Instead what we get is something like drinking water from a fire-hydrant. On the one hand, you are overcome with how bad these faithful men(Hebrews 11) behaved. On the other hand, you are overwhelmed with how God could bless such notorious sinners. Mahadevan drenches us with the realness of our sin and, at the same time, the genuineness of God’s reckless grace.

In page after page, via the stories of Abrham, Isaac and Jacob, the reader is confronted not just with the ugliness of sin but the reality of God’s grace. In chapter after chapter, the book plunges the depths of the darkness of these heroes of the faith only to climb to the heights of the glorious riches of the Gospel of grace.

Several features of this must-read book become apparent within the first hour.

First, the author deeply loves the Gospel of Jesus. The writing emerges not from a dry, aloof observer of what others experience. This is a powerful, soak-it-all-in, testimony to the living truth of Jesus. He writes, “I hope you are drawn to worship Jesus as you read this book,” and encourages us to, “worship and adore him for a few minutes at least after every chapter.” You will, in fact, be bowing down on bended knee as you recognize the existential presence of grace.

Second, fresh writing these days is hard to find. Often a reader loses interest as they feel like they have been there and read that. This is not the case with Mahadevan’s book. His twenty-five year career in journalism certifies him to tell familiar stories in original ways. For example, he skillfully relates the Biblical narrative found in Genesis 19, “There within the dingy confines of the cave, Lot and his two daughters committed the most abhorrent of sins,” and “even the most sexually permissive person will not say that sex between a father and daughter is okay,” then connecting this scandal to Jesus’ birth, “the human ancestry of Jesus Christ can be traced all the way back to that despicable, drunken and incestuous night in that cave.”

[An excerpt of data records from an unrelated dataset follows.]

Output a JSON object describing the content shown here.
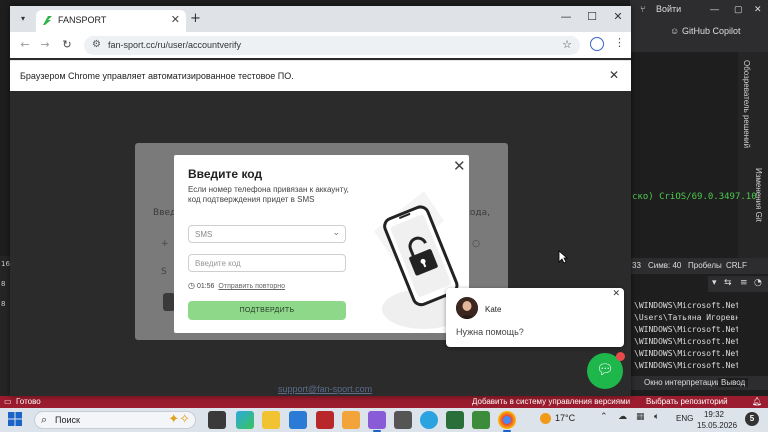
{
  "browser": {
    "tab_title": "FANSPORT",
    "url": "fan-sport.cc/ru/user/accountverify",
    "infobar_text": "Браузером Chrome управляет автоматизированное тестовое ПО."
  },
  "page": {
    "bg_text_left": "Введ",
    "bg_text_right": "кода,",
    "support_email": "support@fan-sport.com"
  },
  "modal": {
    "title": "Введите код",
    "description": "Если номер телефона привязан к аккаунту, код подтверждения придет в SMS",
    "method_select_value": "SMS",
    "code_placeholder": "Введите код",
    "timer": "01:56",
    "resend_label": "Отправить повторно",
    "submit_label": "ПОДТВЕРДИТЬ"
  },
  "chat_widget": {
    "agent_name": "Kate",
    "question": "Нужна помощь?"
  },
  "ide": {
    "sign_in": "Войти",
    "copilot": "GitHub Copilot",
    "side_tab_1": "Обозреватель решений",
    "side_tab_2": "Изменения Git",
    "code_line": "ско) CriOS/69.0.3497.10",
    "status_line": "33",
    "status_chars": "Симв: 40",
    "status_spaces": "Пробелы",
    "status_crlf": "CRLF",
    "output_lines": [
      "\\WINDOWS\\Microsoft.Net\\ass",
      "\\Users\\Татьяна Игоревна\\Do",
      "\\WINDOWS\\Microsoft.Net\\ass",
      "\\WINDOWS\\Microsoft.Net\\ass",
      "\\WINDOWS\\Microsoft.Net\\ass",
      "\\WINDOWS\\Microsoft.Net\\ass"
    ],
    "bottom_tab_1": "Окно интерпретации",
    "bottom_tab_2": "Вывод",
    "statusbar_ready": "Готово",
    "statusbar_scm": "Добавить в систему управления версиями",
    "statusbar_repo": "Выбрать репозиторий",
    "left_strip": [
      "16",
      "8",
      "8"
    ]
  },
  "taskbar": {
    "search_label": "Поиск",
    "weather_temp": "17°C",
    "language": "ENG",
    "time": "19:32",
    "date": "15.05.2026",
    "notifications": "5"
  },
  "colors": {
    "ide_statusbar": "#9b1c2e",
    "submit_button": "#8ed88a",
    "chat_button": "#1db74b"
  }
}
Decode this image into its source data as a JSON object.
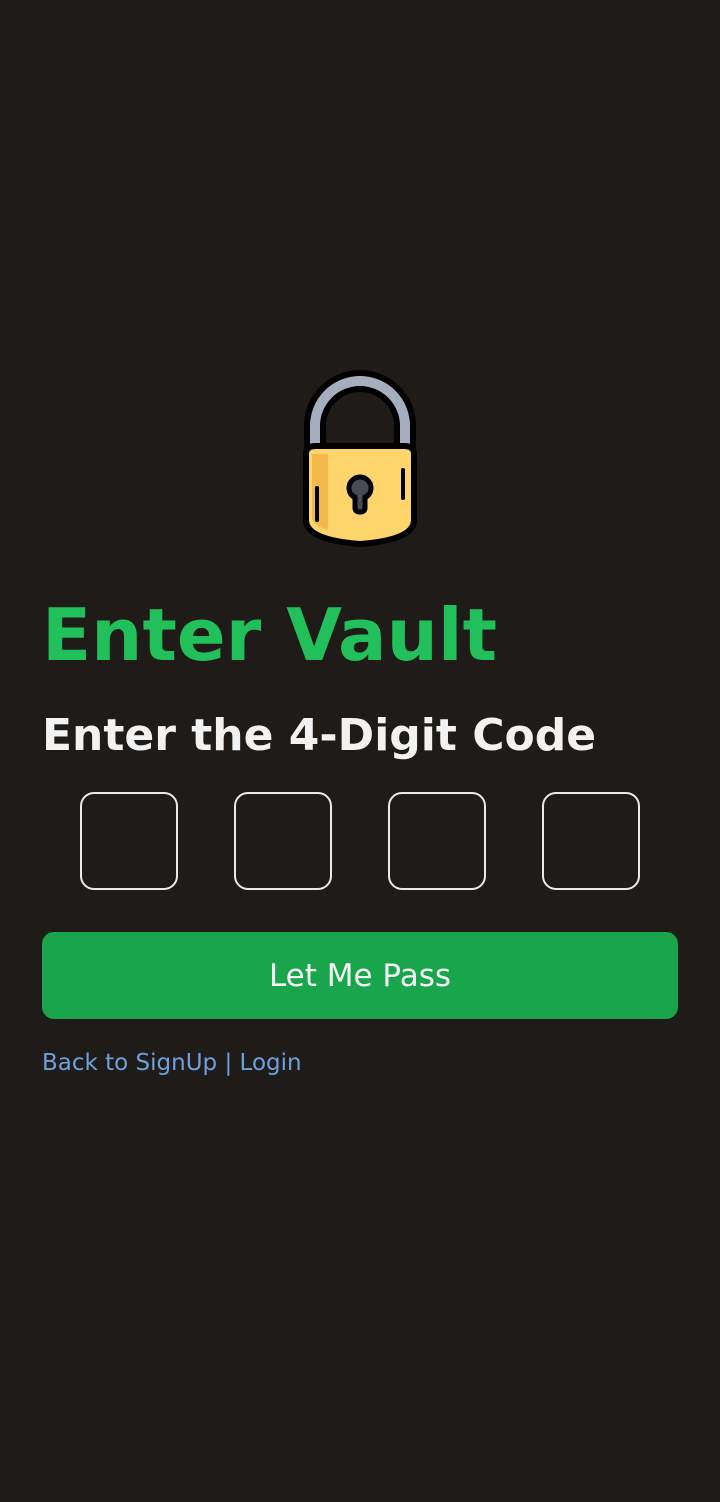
{
  "vault": {
    "title": "Enter Vault",
    "subtitle": "Enter the 4-Digit Code",
    "code_digits": [
      "",
      "",
      "",
      ""
    ],
    "submit_label": "Let Me Pass",
    "back_signup_label": "Back to SignUp",
    "separator": " | ",
    "login_label": "Login"
  },
  "icons": {
    "hero": "padlock-icon"
  },
  "colors": {
    "background": "#1e1b18",
    "title": "#22c05a",
    "subtitle": "#f2f2f2",
    "button": "#18a54c",
    "button_text": "#f4f4f4",
    "link": "#6ea0dc",
    "code_box_border": "#e9e9e9",
    "lock_body": "#fdd56b",
    "lock_shackle": "#a6adbf"
  }
}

Finally, the author’s own personal experience with God’s grace is weaved into the tapestry of the book. It is obvious he has walked the talk. He shares snippets of his own struggles, like when he didn’t attend church for a year, or when he lived a life of wild abandon, or when he did unbalanced corporate interviews. Because of his straight-forward admissions of wrestling deeply with sin, the reader is supplied with courage to dive below the surface of superficiality in their own struggles.

Like a breaking news report, Mahadevan delivers the message that God revealed himself for 1500 years as the “God of Abraham, the God of Isaac and the God of Jacob.” In the same breath, he gives the scoop on the stinking-with-sin lives of Abraham the “serial offender”, and Isaac the “biased unrepentant” and Jacob the “foolish deceiver”. Although these men were all deeply flawed and terribly broken, over the course of their lives, they were transformed by God’s grace. In the last chapter, we read, “In revealing Himself primarily as the God of these three men, God is telling the world that He is a God of transformation who takes messed up sinners, forgives them and transforms them into heroes of faith.”

In the end, this book points us to Jesus Christ. We are more damaged than we actually know, at the same time in Jesus, we are more loved than we ever dreamed. Because of Jesus, we have great hope towards living a life of purpose. Mahadevan challenges us, “Grace is only complete when our experience of forgiveness and transformation compels and empowers us for mission…even if this mission often involves great suffering.”

How do you know if you have understood the book’s message? You know because you begin to joyfully live a life of obedience and sacrifice. You look to Jesus—not to yourself—for the origin, meaning, identity and destiny of your life. In other words, you find your whole life built on Christ. We don’t do this to earn God’s favour, we do this in response to the favour that Jesus has already earned.

If you desire to recover the heart of the Christian faith, this book is for you. If you crave a raw, on-the-rocks presentation of the Gospel of grace, this book is for you. It will push you toward a deeper understanding of the Big Story and promote God’s mission in the middle of your everyday life.